0
views
0
recommends
+1 Recommend
1 collections
    0
    shares
      • Record: found
      • Abstract: found
      • Article: found

      Chronic Posterior Pituitary Lobectomy: Prolonged Elevation of Plasma Prolactin and Interruption of Cyclicity

      ,

      Neuroendocrinology

      S. Karger AG

      Posterior pituitary, Prolactin, Estrous cyclicity

      Read this article at

      ScienceOpenPublisherPubMed
      Bookmark
          There is no author summary for this article yet. Authors can add summaries to their articles on ScienceOpen to make them more accessible to a non-specialist audience.

          Abstract

          We previously reported that the posterior pituitary dopaminergic system participates in the inhibition of prolactin (PRL) secretion in both male and lactating female rats. However, posterior pituitary lobectomy (Lobex) of urethane-anesthetized cycling rats resulted in an elevation in plasma PRL for a short time only. This raises a question regarding the importance of input from the posterior pituitary to the control of PRL secretion during the estrous cycle. The objectives of this study were (1) to examine the chronic effects of Lobex on plasma PRL levels in conscious rats and (2) to determine whether the absence of input from the posterior pituitary interferes with estrous cyclicity. Lobex or sham lobectomy were performed under Brevital anesthesia in estrous rats. Blood was collected from a jugular cannula at hourly intervals on the day of surgery and at 09.00, 13.00, and 17.00 h during the following 4 days. Daily water consumption and vaginal cyclicity were monitored for 14 and 20 days, respectively. Within 2 h after Lobex, the plasma PRL levels rose 3- to 4-fold and remained elevated for 3 days before declining to near control levels on the 4th day. None of the Lobex rats resumed cyclicity within 3–4 days, 50% had an interruption of cyclicity for 4–10 days, and the remainder were noncyclic for more than 11 days. Upon resumption of cyclicity, Lobex rats had 11.3 ± 0.4 oviductal ova which is within the normal range for intact ovulating rats. In contrast, 60% of the sham-operated rats resumed cyclicity within 4 days with an afternoon proestrous surge of PRL, whereas 30% became pseudopregnant, as judged by diurnal peaks of plasma PRL levels and a sustained leukocyte smear for 11–13 days. The daily water consumption of Lobex rats was 3-fold higher than that of sham-lobectomized rats for at least 2 weeks. It is concluded that: (1) Lobex results in a prolonged elevation of plasma PRL levels in conscious rats; (2) the eventual decline in plasma PRL is more likely due to a compensatory activation of the hypothalamic dopaminergic system by the Lobex-induced rise in plasma PRL than to a regeneration of the posterior lobe or restoration of its function; (3) the Lobex-induced PRL rise appears to be the cause of interruption of cyclicity, and (4) the data are consistent with the hypothesis that the dopaminergic inhibition of PRL secretion involves two interdependent systems: one consists of the hypothalamus – long portal vessels – and the second comprises of the posterior pituitary -short portal vessels.

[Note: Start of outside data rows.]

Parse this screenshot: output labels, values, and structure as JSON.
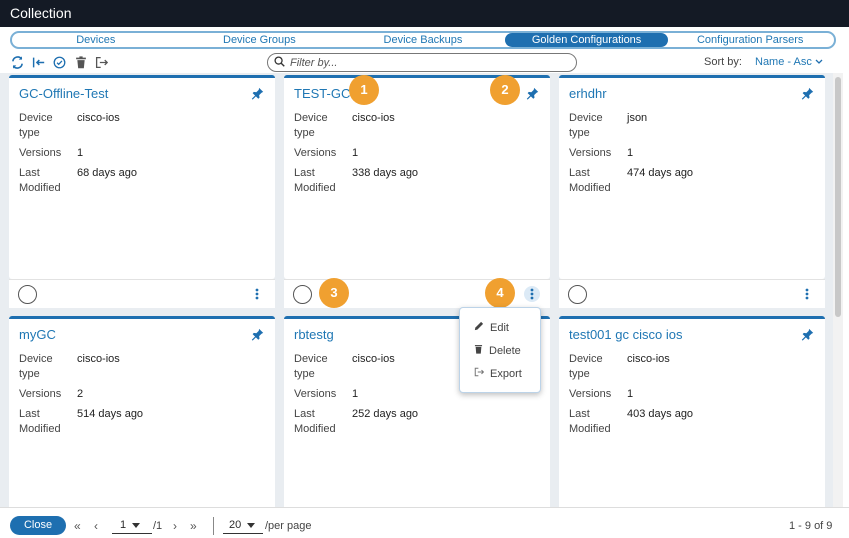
{
  "window": {
    "title": "Collection"
  },
  "tabs": [
    {
      "label": "Devices"
    },
    {
      "label": "Device Groups"
    },
    {
      "label": "Device Backups"
    },
    {
      "label": "Golden Configurations"
    },
    {
      "label": "Configuration Parsers"
    }
  ],
  "toolbar": {
    "icons": [
      "refresh-icon",
      "import-icon",
      "select-all-icon",
      "delete-icon",
      "export-icon"
    ],
    "filter_placeholder": "Filter by...",
    "sort_label": "Sort by:",
    "sort_value": "Name - Asc"
  },
  "labels": {
    "device_type_1": "Device",
    "device_type_2": "type",
    "versions": "Versions",
    "last_modified_1": "Last",
    "last_modified_2": "Modified"
  },
  "cards": [
    {
      "name": "GC-Offline-Test",
      "device_type": "cisco-ios",
      "versions": "1",
      "last_modified": "68 days ago"
    },
    {
      "name": "TEST-GC",
      "device_type": "cisco-ios",
      "versions": "1",
      "last_modified": "338 days ago"
    },
    {
      "name": "erhdhr",
      "device_type": "json",
      "versions": "1",
      "last_modified": "474 days ago"
    },
    {
      "name": "myGC",
      "device_type": "cisco-ios",
      "versions": "2",
      "last_modified": "514 days ago"
    },
    {
      "name": "rbtestg",
      "device_type": "cisco-ios",
      "versions": "1",
      "last_modified": "252 days ago"
    },
    {
      "name": "test001 gc cisco ios",
      "device_type": "cisco-ios",
      "versions": "1",
      "last_modified": "403 days ago"
    }
  ],
  "badges": [
    "1",
    "2",
    "3",
    "4"
  ],
  "context_menu": {
    "edit": "Edit",
    "delete": "Delete",
    "export": "Export"
  },
  "footer": {
    "close_label": "Close",
    "page_current": "1",
    "page_total": "/1",
    "page_size": "20",
    "per_page": "/per page",
    "range": "1 - 9 of 9"
  },
  "colors": {
    "accent": "#1e6fb0",
    "badge": "#f0a030",
    "titlebar": "#141a25"
  }
}
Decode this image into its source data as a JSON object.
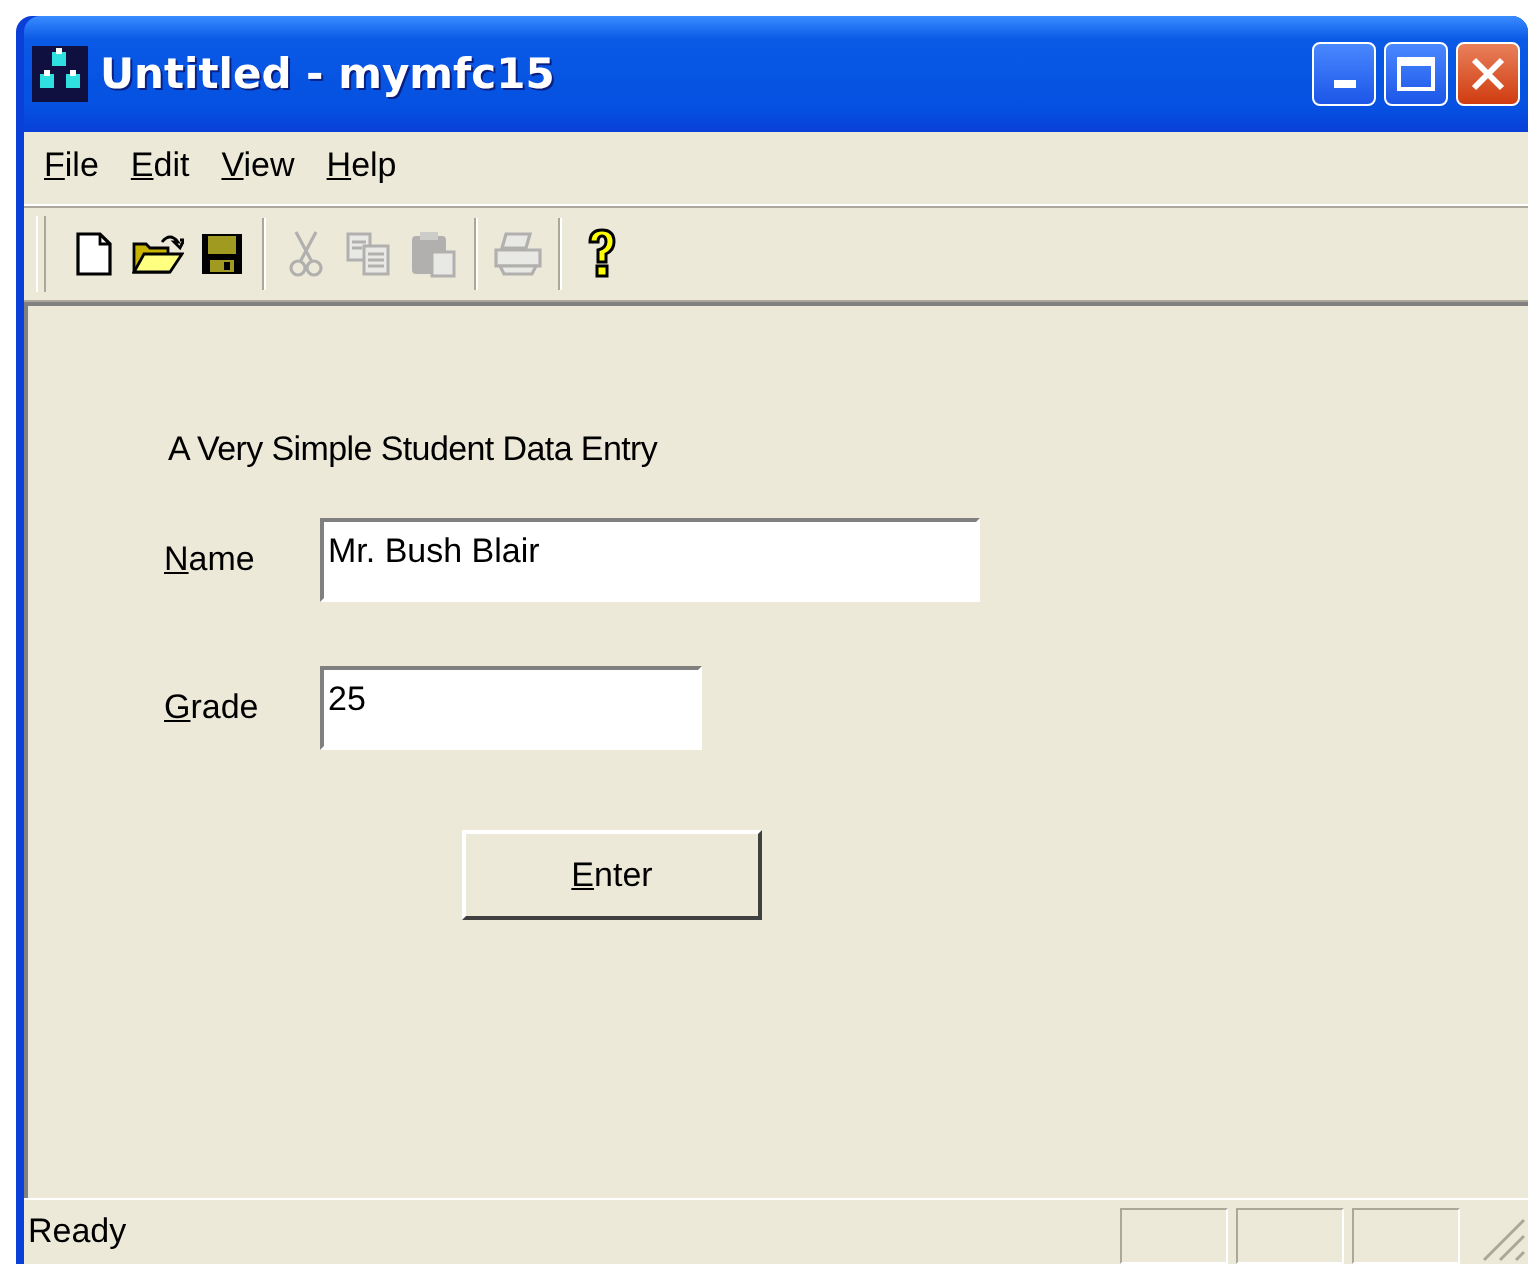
{
  "window": {
    "title": "Untitled - mymfc15"
  },
  "menu": [
    {
      "label": "File"
    },
    {
      "label": "Edit"
    },
    {
      "label": "View"
    },
    {
      "label": "Help"
    }
  ],
  "toolbar": [
    {
      "kind": "new",
      "disabled": false
    },
    {
      "kind": "open",
      "disabled": false
    },
    {
      "kind": "save",
      "disabled": false
    },
    {
      "kind": "separator"
    },
    {
      "kind": "cut",
      "disabled": true
    },
    {
      "kind": "copy",
      "disabled": true
    },
    {
      "kind": "paste",
      "disabled": true
    },
    {
      "kind": "separator"
    },
    {
      "kind": "print",
      "disabled": true
    },
    {
      "kind": "separator"
    },
    {
      "kind": "help",
      "disabled": false
    }
  ],
  "form": {
    "heading": "A Very Simple Student Data Entry",
    "fields": [
      {
        "label": "Name",
        "value": "Mr. Bush Blair",
        "kind": "wide"
      },
      {
        "label": "Grade",
        "value": "25",
        "kind": "narrow"
      }
    ],
    "button": "Enter"
  },
  "status_bar": {
    "text": "Ready"
  }
}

Depending upon the endocrine conditions and the nature of hormonal or neuronal stimuli, either one or both systems may be activated.

          Related collections

          Author and article information

          Journal
          NEN
          Neuroendocrinology
          10.1159/issn.0028-3835
          Neuroendocrinology
          S. Karger AG
          0028-3835
          1423-0194
          1986
          1986
          01 April 2008
          : 43
          : 4
          : 453-458
          Affiliations
          Department of Physiology and Biophysics, Indiana University School of Medicine, Indianapolis, Ind., USA
          Article
          124566 Neuroendocrinology 1986;43:453–458
          10.1159/000124566
          3748304
          © 1986 S. Karger AG, Basel

          Copyright: All rights reserved. No part of this publication may be translated into other languages, reproduced or utilized in any form or by any means, electronic or mechanical, including photocopying, recording, microcopying, or by any information storage and retrieval system, without permission in writing from the publisher. Drug Dosage: The authors and the publisher have exerted every effort to ensure that drug selection and dosage set forth in this text are in accord with current recommendations and practice at the time of publication. However, in view of ongoing research, changes in government regulations, and the constant flow of information relating to drug therapy and drug reactions, the reader is urged to check the package insert for each drug for any changes in indications and dosage and for added warnings and precautions. This is particularly important when the recommended agent is a new and/or infrequently employed drug. Disclaimer: The statements, opinions and data contained in this publication are solely those of the individual authors and contributors and not of the publishers and the editor(s). The appearance of advertisements or/and product references in the publication is not a warranty, endorsement, or approval of the products or services advertised or of their effectiveness, quality or safety. The publisher and the editor(s) disclaim responsibility for any injury to persons or property resulting from any ideas, methods, instructions or products referred to in the content or advertisements.

          Page count
          Pages: 6
          Categories
          Original Paper

          Comments

          Comment on this article